At the same time, music companies have repeatedly asked YouTube to step up as well. While the streaming site threatened several stream-ripping sites with tough language in the past, it hasn’t taken any strong countermeasures.
However, it appears that this position may have changed. Several operators of YouTube-to-MP3 rippers have confirmed that the streaming service is actively blocking requests from their sites.
“All my servers are blocked with error ‘HTTP Error 429: Too Many Requests’,” the operator of Dlnowsoft.com informs TorrentFreak. As a result, the stream-ripping site currently displays a “service temporarily unavailable, we will come back soon” error message.

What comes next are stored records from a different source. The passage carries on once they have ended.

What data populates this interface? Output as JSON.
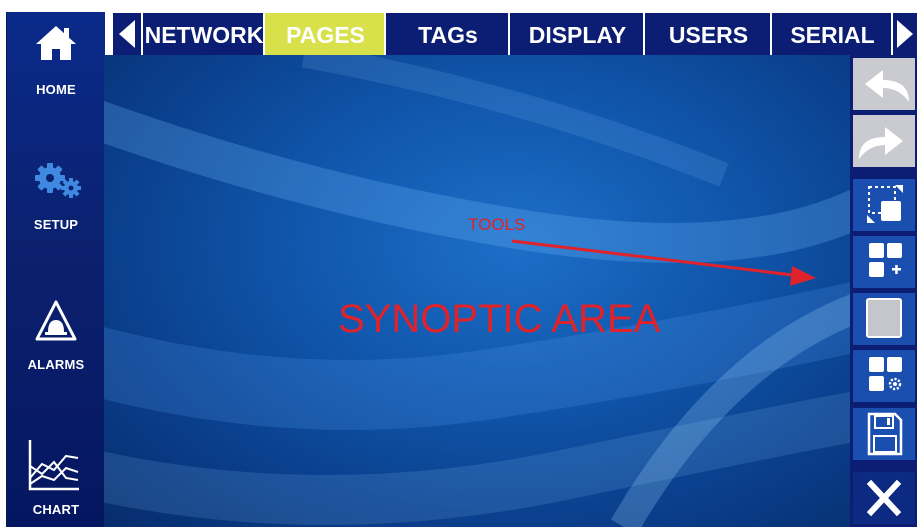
{
  "sidebar": {
    "items": [
      {
        "label": "HOME",
        "icon": "home-icon"
      },
      {
        "label": "SETUP",
        "icon": "gears-icon"
      },
      {
        "label": "ALARMS",
        "icon": "alarm-icon"
      },
      {
        "label": "CHART",
        "icon": "chart-icon"
      }
    ]
  },
  "tabs": {
    "items": [
      {
        "label": "NETWORK"
      },
      {
        "label": "PAGES",
        "active": true
      },
      {
        "label": "TAGs"
      },
      {
        "label": "DISPLAY"
      },
      {
        "label": "USERS"
      },
      {
        "label": "SERIAL"
      }
    ],
    "prev_icon": "triangle-left-icon",
    "next_icon": "triangle-right-icon"
  },
  "toolbar": {
    "items": [
      {
        "icon": "undo-icon",
        "state": "disabled"
      },
      {
        "icon": "redo-icon",
        "state": "disabled"
      },
      {
        "icon": "select-resize-icon",
        "state": "enabled"
      },
      {
        "icon": "add-widget-icon",
        "state": "enabled"
      },
      {
        "icon": "blank-page-icon",
        "state": "enabled"
      },
      {
        "icon": "widget-settings-icon",
        "state": "enabled"
      },
      {
        "icon": "save-icon",
        "state": "enabled"
      },
      {
        "icon": "close-icon",
        "state": "enabled"
      }
    ]
  },
  "annotations": {
    "tools": "TOOLS",
    "synoptic": "SYNOPTIC AREA"
  },
  "colors": {
    "nav_bg": "#0b1e73",
    "active_tab": "#d8e04a",
    "annotation": "#e0222a",
    "main_bg": "#1158ae"
  }
}
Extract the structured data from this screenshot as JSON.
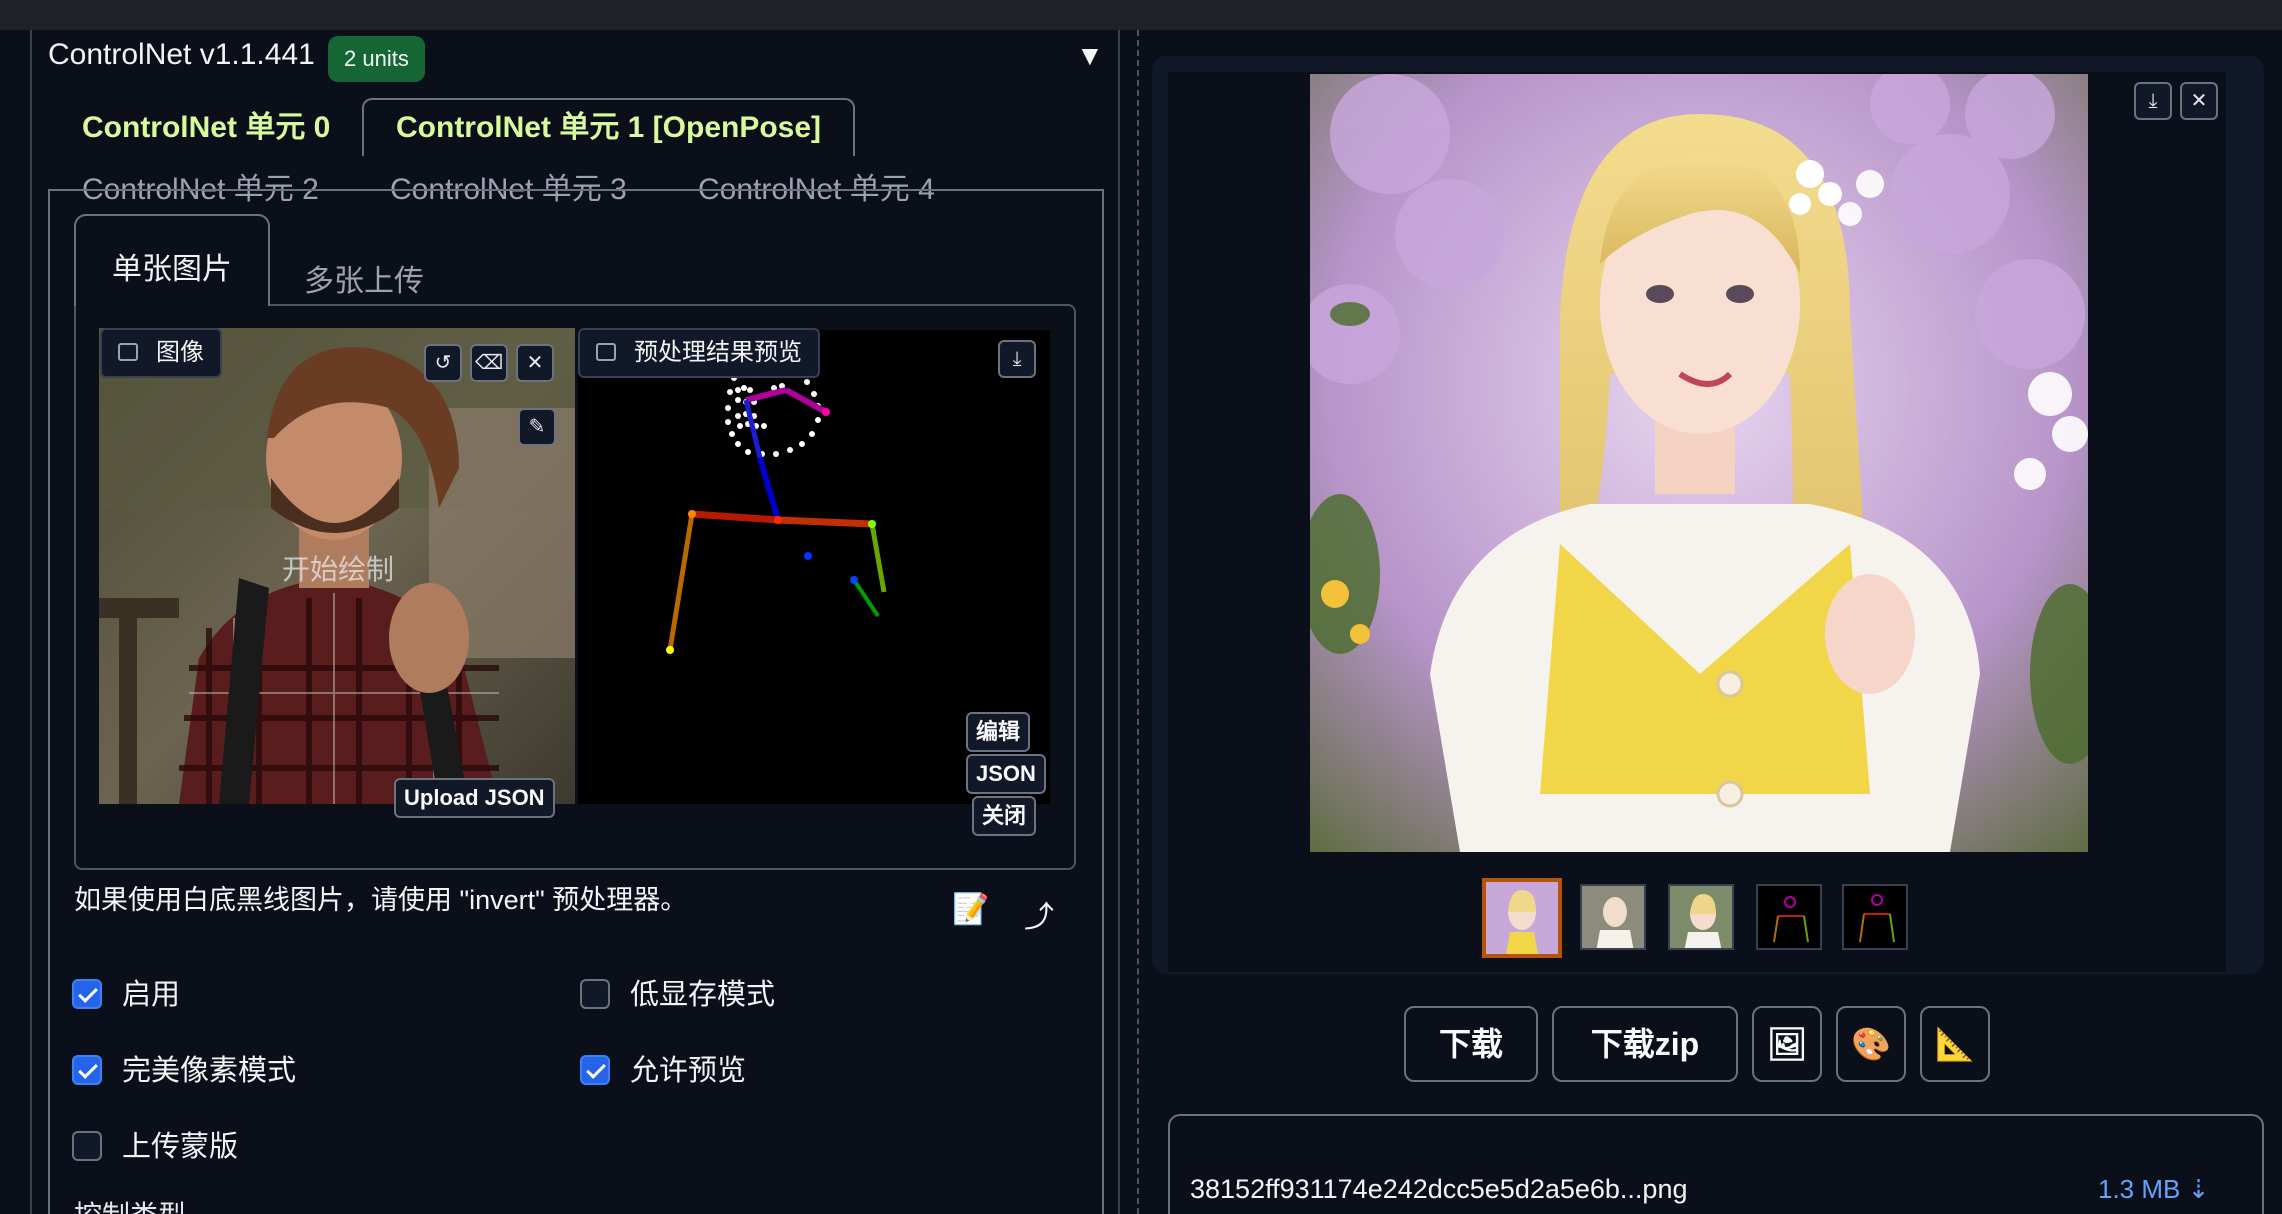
{
  "controlnet": {
    "title": "ControlNet v1.1.441",
    "units_badge": "2 units",
    "collapse_icon": "triangle-down",
    "unit_tabs": [
      "ControlNet 单元 0",
      "ControlNet 单元 1 [OpenPose]",
      "ControlNet 单元 2",
      "ControlNet 单元 3",
      "ControlNet 单元 4"
    ],
    "image_tabs": [
      "单张图片",
      "多张上传"
    ],
    "image_label": "图像",
    "preview_label": "预处理结果预览",
    "start_draw": "开始绘制",
    "upload_json": "Upload JSON",
    "pose_buttons": [
      "编辑",
      "JSON",
      "关闭"
    ],
    "hint": "如果使用白底黑线图片，请使用 \"invert\" 预处理器。",
    "options": [
      {
        "label": "启用",
        "checked": true
      },
      {
        "label": "低显存模式",
        "checked": false
      },
      {
        "label": "完美像素模式",
        "checked": true
      },
      {
        "label": "允许预览",
        "checked": true
      },
      {
        "label": "上传蒙版",
        "checked": false
      }
    ],
    "control_type_label": "控制类型"
  },
  "gallery": {
    "actions": [
      "下载",
      "下载zip"
    ],
    "action_icons": [
      "image-icon",
      "palette-icon",
      "ruler-icon"
    ],
    "file": {
      "name": "38152ff931174e242dcc5e5d2a5e6b...png",
      "size": "1.3 MB ⇣"
    }
  },
  "colors": {
    "accent": "#2563eb",
    "badge": "#166534",
    "active_tab_text": "#d9f99d"
  }
}
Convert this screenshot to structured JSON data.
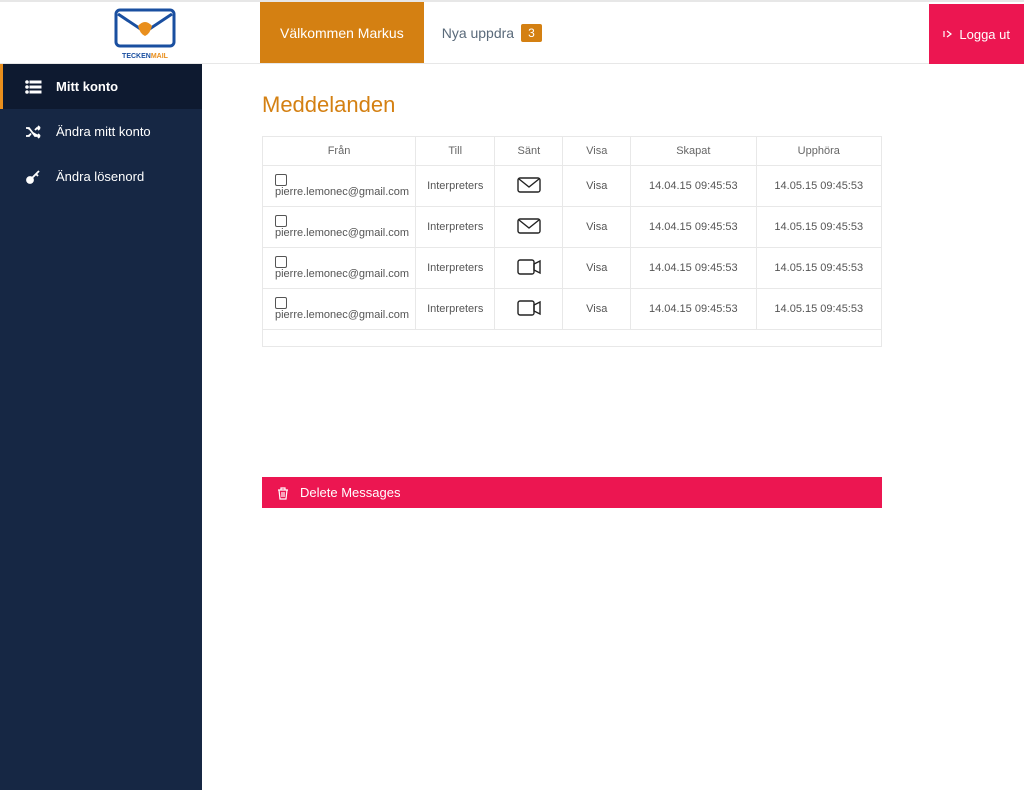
{
  "header": {
    "welcome": "Välkommen Markus",
    "notif_label": "Nya uppdra",
    "notif_count": "3",
    "logout": "Logga ut"
  },
  "logo": {
    "brand": "TECKEN",
    "brand2": "MAIL"
  },
  "sidebar": {
    "items": [
      {
        "label": "Mitt konto",
        "icon": "list",
        "active": true
      },
      {
        "label": "Ändra mitt konto",
        "icon": "shuffle",
        "active": false
      },
      {
        "label": "Ändra lösenord",
        "icon": "key",
        "active": false
      }
    ]
  },
  "page_title": "Meddelanden",
  "columns": {
    "from": "Från",
    "to": "Till",
    "sent": "Sänt",
    "show": "Visa",
    "created": "Skapat",
    "expires": "Upphöra"
  },
  "rows": [
    {
      "from": "pierre.lemonec@gmail.com",
      "to": "Interpreters",
      "type": "mail",
      "show": "Visa",
      "created": "14.04.15  09:45:53",
      "expires": "14.05.15  09:45:53"
    },
    {
      "from": "pierre.lemonec@gmail.com",
      "to": "Interpreters",
      "type": "mail",
      "show": "Visa",
      "created": "14.04.15  09:45:53",
      "expires": "14.05.15  09:45:53"
    },
    {
      "from": "pierre.lemonec@gmail.com",
      "to": "Interpreters",
      "type": "video",
      "show": "Visa",
      "created": "14.04.15  09:45:53",
      "expires": "14.05.15  09:45:53"
    },
    {
      "from": "pierre.lemonec@gmail.com",
      "to": "Interpreters",
      "type": "video",
      "show": "Visa",
      "created": "14.04.15  09:45:53",
      "expires": "14.05.15  09:45:53"
    }
  ],
  "delete_label": "Delete Messages"
}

The site in question is not alone. Mp3-youtube.download, another stream-ripper, is facing a similar issue. According to its operator, something changed yesterday evening and users now see a ‘this URL does not exist’ error message when they try to convert a YouTube clip.
The massively popular Onlinevideoconverter.com, which is among the top 200 most-visited sites on the Internet, appears to be affected as well. While videos from sites such as Vimeo can still be converted, YouTube links now return the following error message.
None of the site operators we heard from was warned by YouTube in advance.
We also reached out to the video streaming service for a comment and further details, but at the time of writing, we have yet to hear back.
While YouTube’s efforts, intentional or not, are effective, they will likely trigger a cat-and-mouse game. The operator of a popular stream-ripper, who prefers to remain anonymous, managed to get around the blockade by deploying several proxy servers.
Many other stream-rippers and YouTube converters such as FLVTO.biz and 2conv.com are still working fine as well, but it’s not clear whether they were actively targeted by YouTube.